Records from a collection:
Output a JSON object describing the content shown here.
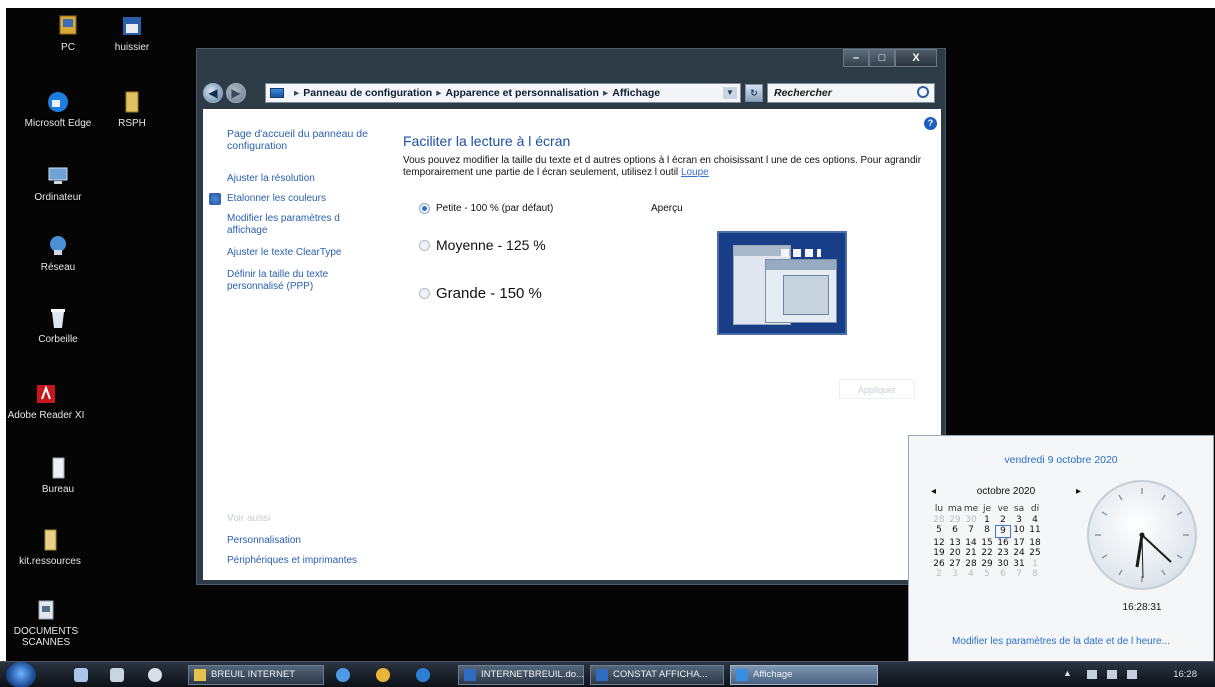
{
  "desktop_icons": [
    {
      "label": "PC",
      "icon": "computer-icon"
    },
    {
      "label": "huissier",
      "icon": "folder-shortcut-icon"
    },
    {
      "label": "Microsoft Edge",
      "icon": "edge-icon"
    },
    {
      "label": "RSPH",
      "icon": "folder-icon"
    },
    {
      "label": "Ordinateur",
      "icon": "computer-icon"
    },
    {
      "label": "Réseau",
      "icon": "network-icon"
    },
    {
      "label": "Corbeille",
      "icon": "recycle-bin-icon"
    },
    {
      "label": "Adobe Reader XI",
      "icon": "adobe-reader-icon"
    },
    {
      "label": "Bureau",
      "icon": "folder-icon"
    },
    {
      "label": "kit.ressources",
      "icon": "folder-icon"
    },
    {
      "label": "DOCUMENTS SCANNES",
      "icon": "scanner-folder-icon"
    }
  ],
  "window": {
    "buttons": {
      "minimize": "–",
      "maximize": "□",
      "close": "X"
    },
    "address": {
      "parts": [
        "Panneau de configuration",
        "Apparence et personnalisation",
        "Affichage"
      ],
      "sep": "▸"
    },
    "search_placeholder": "Rechercher",
    "left_pane": {
      "home": "Page d'accueil du panneau de configuration",
      "links": [
        "Ajuster la résolution",
        "Etalonner les couleurs",
        "Modifier les paramètres d affichage",
        "Ajuster le texte ClearType",
        "Définir la taille du texte personnalisé (PPP)"
      ],
      "see_also": "Voir aussi",
      "see_also_links": [
        "Personnalisation",
        "Périphériques et imprimantes"
      ]
    },
    "main": {
      "title": "Faciliter la lecture à l écran",
      "description": "Vous pouvez modifier la taille du texte et d autres options à l écran en choisissant l une de ces options. Pour agrandir temporairement une partie de l écran seulement, utilisez l outil",
      "loupe_link": "Loupe",
      "options": [
        {
          "label": "Petite - 100 % (par défaut)",
          "selected": true
        },
        {
          "label": "Moyenne - 125 %",
          "selected": false
        },
        {
          "label": "Grande - 150 %",
          "selected": false
        }
      ],
      "preview_label": "Aperçu",
      "apply": "Appliquer"
    }
  },
  "calendar": {
    "header": "vendredi 9 octobre 2020",
    "month": "octobre 2020",
    "days": [
      "lu",
      "ma",
      "me",
      "je",
      "ve",
      "sa",
      "di"
    ],
    "weeks": [
      [
        "28",
        "29",
        "30",
        "1",
        "2",
        "3",
        "4"
      ],
      [
        "5",
        "6",
        "7",
        "8",
        "9",
        "10",
        "11"
      ],
      [
        "12",
        "13",
        "14",
        "15",
        "16",
        "17",
        "18"
      ],
      [
        "19",
        "20",
        "21",
        "22",
        "23",
        "24",
        "25"
      ],
      [
        "26",
        "27",
        "28",
        "29",
        "30",
        "31",
        "1"
      ],
      [
        "2",
        "3",
        "4",
        "5",
        "6",
        "7",
        "8"
      ]
    ],
    "selected_day": "9",
    "time": "16:28:31",
    "link": "Modifier les paramètres de la date et de l heure..."
  },
  "taskbar": {
    "buttons": [
      {
        "label": "BREUIL INTERNET",
        "active": false
      },
      {
        "label": "INTERNETBREUIL.do...",
        "active": false
      },
      {
        "label": "CONSTAT AFFICHA...",
        "active": false
      },
      {
        "label": "Affichage",
        "active": true
      }
    ],
    "clock": "16:28"
  },
  "colors": {
    "accent": "#1c4fa5",
    "link": "#2a5fb0",
    "taskbar": "#1a2230"
  }
}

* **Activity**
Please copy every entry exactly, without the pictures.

* **Result below**
Output a JSON object describing the content shown here.
{
  "desktop_icons": [
    {
      "label": "PC",
      "icon": "computer-icon"
    },
    {
      "label": "huissier",
      "icon": "folder-shortcut-icon"
    },
    {
      "label": "Microsoft Edge",
      "icon": "edge-icon"
    },
    {
      "label": "RSPH",
      "icon": "folder-icon"
    },
    {
      "label": "Ordinateur",
      "icon": "computer-icon"
    },
    {
      "label": "Réseau",
      "icon": "network-icon"
    },
    {
      "label": "Corbeille",
      "icon": "recycle-bin-icon"
    },
    {
      "label": "Adobe Reader XI",
      "icon": "adobe-reader-icon"
    },
    {
      "label": "Bureau",
      "icon": "folder-icon"
    },
    {
      "label": "kit.ressources",
      "icon": "folder-icon"
    },
    {
      "label": "DOCUMENTS SCANNES",
      "icon": "scanner-folder-icon"
    }
  ],
  "window": {
    "buttons": {
      "minimize": "–",
      "maximize": "□",
      "close": "X"
    },
    "address": {
      "parts": [
        "Panneau de configuration",
        "Apparence et personnalisation",
        "Affichage"
      ],
      "sep": "▸"
    },
    "search_placeholder": "Rechercher",
    "left_pane": {
      "home": "Page d'accueil du panneau de configuration",
      "links": [
        "Ajuster la résolution",
        "Etalonner les couleurs",
        "Modifier les paramètres d affichage",
        "Ajuster le texte ClearType",
        "Définir la taille du texte personnalisé (PPP)"
      ],
      "see_also": "Voir aussi",
      "see_also_links": [
        "Personnalisation",
        "Périphériques et imprimantes"
      ]
    },
    "main": {
      "title": "Faciliter la lecture à l écran",
      "description": "Vous pouvez modifier la taille du texte et d autres options à l écran en choisissant l une de ces options. Pour agrandir temporairement une partie de l écran seulement, utilisez l outil",
      "loupe_link": "Loupe",
      "options": [
        {
          "label": "Petite - 100 % (par défaut)",
          "selected": true
        },
        {
          "label": "Moyenne - 125 %",
          "selected": false
        },
        {
          "label": "Grande - 150 %",
          "selected": false
        }
      ],
      "preview_label": "Aperçu",
      "apply": "Appliquer"
    }
  },
  "calendar": {
    "header": "vendredi 9 octobre 2020",
    "month": "octobre 2020",
    "days": [
      "lu",
      "ma",
      "me",
      "je",
      "ve",
      "sa",
      "di"
    ],
    "weeks": [
      [
        "28",
        "29",
        "30",
        "1",
        "2",
        "3",
        "4"
      ],
      [
        "5",
        "6",
        "7",
        "8",
        "9",
        "10",
        "11"
      ],
      [
        "12",
        "13",
        "14",
        "15",
        "16",
        "17",
        "18"
      ],
      [
        "19",
        "20",
        "21",
        "22",
        "23",
        "24",
        "25"
      ],
      [
        "26",
        "27",
        "28",
        "29",
        "30",
        "31",
        "1"
      ],
      [
        "2",
        "3",
        "4",
        "5",
        "6",
        "7",
        "8"
      ]
    ],
    "selected_day": "9",
    "time": "16:28:31",
    "link": "Modifier les paramètres de la date et de l heure..."
  },
  "taskbar": {
    "buttons": [
      {
        "label": "BREUIL INTERNET",
        "active": false
      },
      {
        "label": "INTERNETBREUIL.do...",
        "active": false
      },
      {
        "label": "CONSTAT AFFICHA...",
        "active": false
      },
      {
        "label": "Affichage",
        "active": true
      }
    ],
    "clock": "16:28"
  },
  "colors": {
    "accent": "#1c4fa5",
    "link": "#2a5fb0",
    "taskbar": "#1a2230"
  }
}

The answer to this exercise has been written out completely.